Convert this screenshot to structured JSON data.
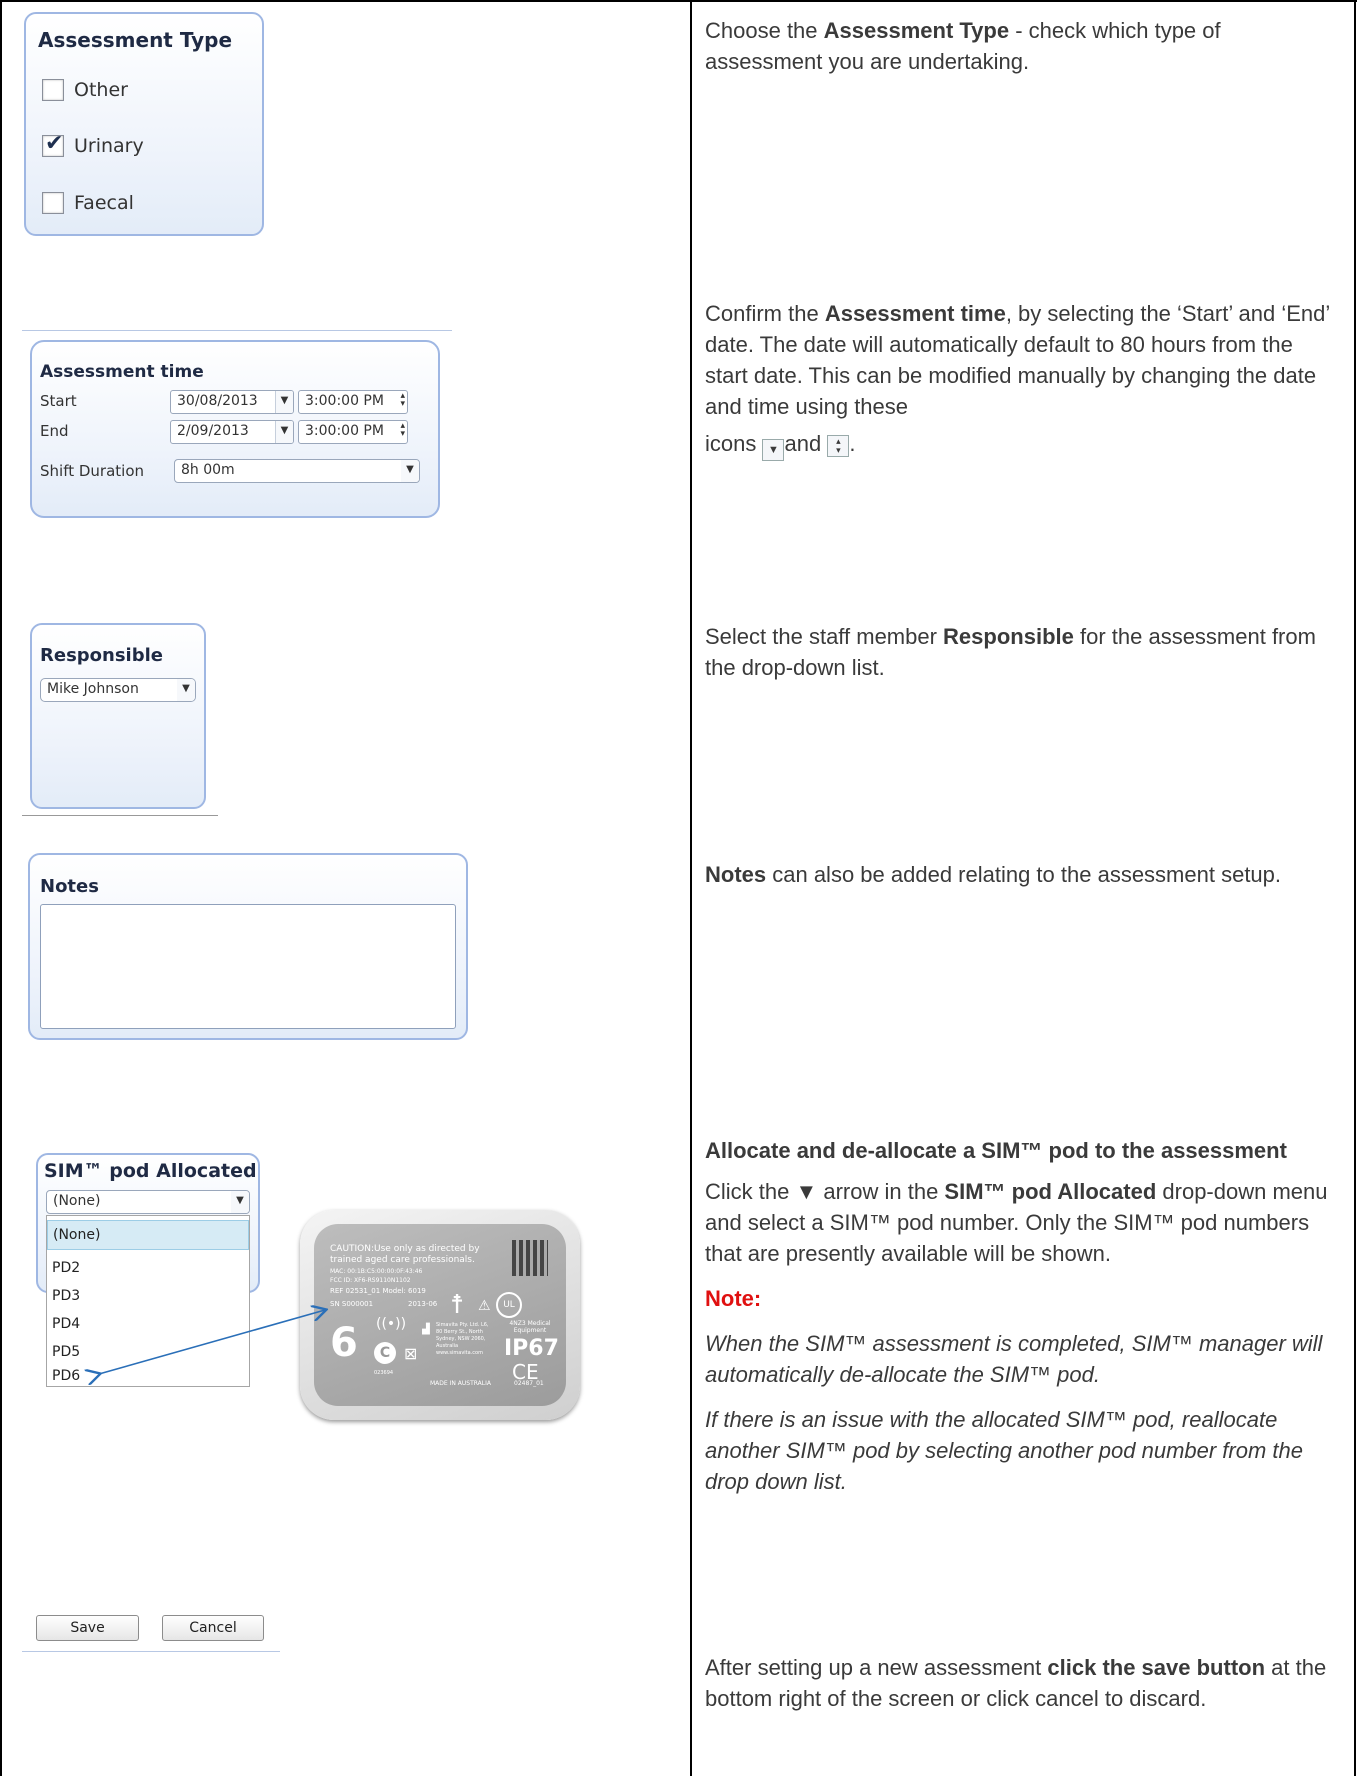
{
  "assessment_type": {
    "title": "Assessment Type",
    "options": [
      {
        "label": "Other",
        "checked": false
      },
      {
        "label": "Urinary",
        "checked": true
      },
      {
        "label": "Faecal",
        "checked": false
      }
    ],
    "desc_pre": "Choose the ",
    "desc_bold": "Assessment Type",
    "desc_post": " - check which type of assessment you are undertaking."
  },
  "assessment_time": {
    "title": "Assessment time",
    "start_label": "Start",
    "start_date": "30/08/2013",
    "start_time": "3:00:00 PM",
    "end_label": "End",
    "end_date": "2/09/2013",
    "end_time": "3:00:00 PM",
    "shift_label": "Shift Duration",
    "shift_value": "8h 00m",
    "desc_pre": "Confirm the ",
    "desc_bold": "Assessment time",
    "desc_post": ", by selecting the ‘Start’ and ‘End’ date. The date will automatically default to 80 hours from the start date. This can be modified manually by changing the date and time using these",
    "desc_icons_pre": "icons ",
    "desc_and": "and",
    "desc_end": "."
  },
  "responsible": {
    "title": "Responsible",
    "value": "Mike Johnson",
    "desc_pre": "Select the staff member ",
    "desc_bold": "Responsible",
    "desc_post": " for the assessment from the drop-down list."
  },
  "notes": {
    "title": "Notes",
    "desc_bold": "Notes",
    "desc_post": " can also be added relating to the assessment setup."
  },
  "sim_pod": {
    "title": "SIM™ pod Allocated",
    "selected": "(None)",
    "items": [
      "(None)",
      "PD2",
      "PD3",
      "PD4",
      "PD5",
      "PD6"
    ],
    "heading": "Allocate and de-allocate a SIM™ pod to the assessment",
    "p1_pre": "Click the ▼ arrow in the ",
    "p1_bold": "SIM™ pod Allocated",
    "p1_post": " drop-down menu and select a SIM™ pod number. Only the SIM™ pod numbers that are presently available will be shown.",
    "note_label": "Note:",
    "note1": "When the SIM™ assessment is completed, SIM™ manager will automatically de-allocate the SIM™ pod.",
    "note2": "If there is an issue with the allocated SIM™ pod, reallocate another SIM™ pod by selecting another pod number from the drop down list."
  },
  "device": {
    "caution": "CAUTION:Use only as directed by trained aged care professionals.",
    "mac": "MAC: 00:1B:C5:00:00:0F:43:46",
    "fcc": "FCC ID: XF6-RS9110N1102",
    "ref": "REF 02531_01  Model: 6019",
    "sn": "SN S000001",
    "date": "2013-06",
    "digit": "6",
    "company": "Simavita Pty. Ltd. L6, 80 Berry St., North Sydney, NSW 2060, Australia www.simavita.com",
    "ip": "IP67",
    "ce": "CE",
    "ul": "UL",
    "code": "4NZ3 Medical Equipment",
    "made": "MADE IN AUSTRALIA",
    "part": "02487_01",
    "serial2": "023694"
  },
  "actions": {
    "save": "Save",
    "cancel": "Cancel",
    "desc_pre": "After setting up a new assessment ",
    "desc_bold": "click the save button",
    "desc_post": " at the bottom right of the screen or click cancel to discard."
  }
}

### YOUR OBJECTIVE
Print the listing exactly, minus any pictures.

### OUTPUT FOR THIS TASK
Convert this screenshot to structured JSON data.
{
  "assessment_type": {
    "title": "Assessment Type",
    "options": [
      {
        "label": "Other",
        "checked": false
      },
      {
        "label": "Urinary",
        "checked": true
      },
      {
        "label": "Faecal",
        "checked": false
      }
    ],
    "desc_pre": "Choose the ",
    "desc_bold": "Assessment Type",
    "desc_post": " - check which type of assessment you are undertaking."
  },
  "assessment_time": {
    "title": "Assessment time",
    "start_label": "Start",
    "start_date": "30/08/2013",
    "start_time": "3:00:00 PM",
    "end_label": "End",
    "end_date": "2/09/2013",
    "end_time": "3:00:00 PM",
    "shift_label": "Shift Duration",
    "shift_value": "8h 00m",
    "desc_pre": "Confirm the ",
    "desc_bold": "Assessment time",
    "desc_post": ", by selecting the ‘Start’ and ‘End’ date. The date will automatically default to 80 hours from the start date. This can be modified manually by changing the date and time using these",
    "desc_icons_pre": "icons ",
    "desc_and": "and",
    "desc_end": "."
  },
  "responsible": {
    "title": "Responsible",
    "value": "Mike Johnson",
    "desc_pre": "Select the staff member ",
    "desc_bold": "Responsible",
    "desc_post": " for the assessment from the drop-down list."
  },
  "notes": {
    "title": "Notes",
    "desc_bold": "Notes",
    "desc_post": " can also be added relating to the assessment setup."
  },
  "sim_pod": {
    "title": "SIM™ pod Allocated",
    "selected": "(None)",
    "items": [
      "(None)",
      "PD2",
      "PD3",
      "PD4",
      "PD5",
      "PD6"
    ],
    "heading": "Allocate and de-allocate a SIM™ pod to the assessment",
    "p1_pre": "Click the ▼ arrow in the ",
    "p1_bold": "SIM™ pod Allocated",
    "p1_post": " drop-down menu and select a SIM™ pod number. Only the SIM™ pod numbers that are presently available will be shown.",
    "note_label": "Note:",
    "note1": "When the SIM™ assessment is completed, SIM™ manager will automatically de-allocate the SIM™ pod.",
    "note2": "If there is an issue with the allocated SIM™ pod, reallocate another SIM™ pod by selecting another pod number from the drop down list."
  },
  "device": {
    "caution": "CAUTION:Use only as directed by trained aged care professionals.",
    "mac": "MAC: 00:1B:C5:00:00:0F:43:46",
    "fcc": "FCC ID: XF6-RS9110N1102",
    "ref": "REF 02531_01  Model: 6019",
    "sn": "SN S000001",
    "date": "2013-06",
    "digit": "6",
    "company": "Simavita Pty. Ltd. L6, 80 Berry St., North Sydney, NSW 2060, Australia www.simavita.com",
    "ip": "IP67",
    "ce": "CE",
    "ul": "UL",
    "code": "4NZ3 Medical Equipment",
    "made": "MADE IN AUSTRALIA",
    "part": "02487_01",
    "serial2": "023694"
  },
  "actions": {
    "save": "Save",
    "cancel": "Cancel",
    "desc_pre": "After setting up a new assessment ",
    "desc_bold": "click the save button",
    "desc_post": " at the bottom right of the screen or click cancel to discard."
  }
}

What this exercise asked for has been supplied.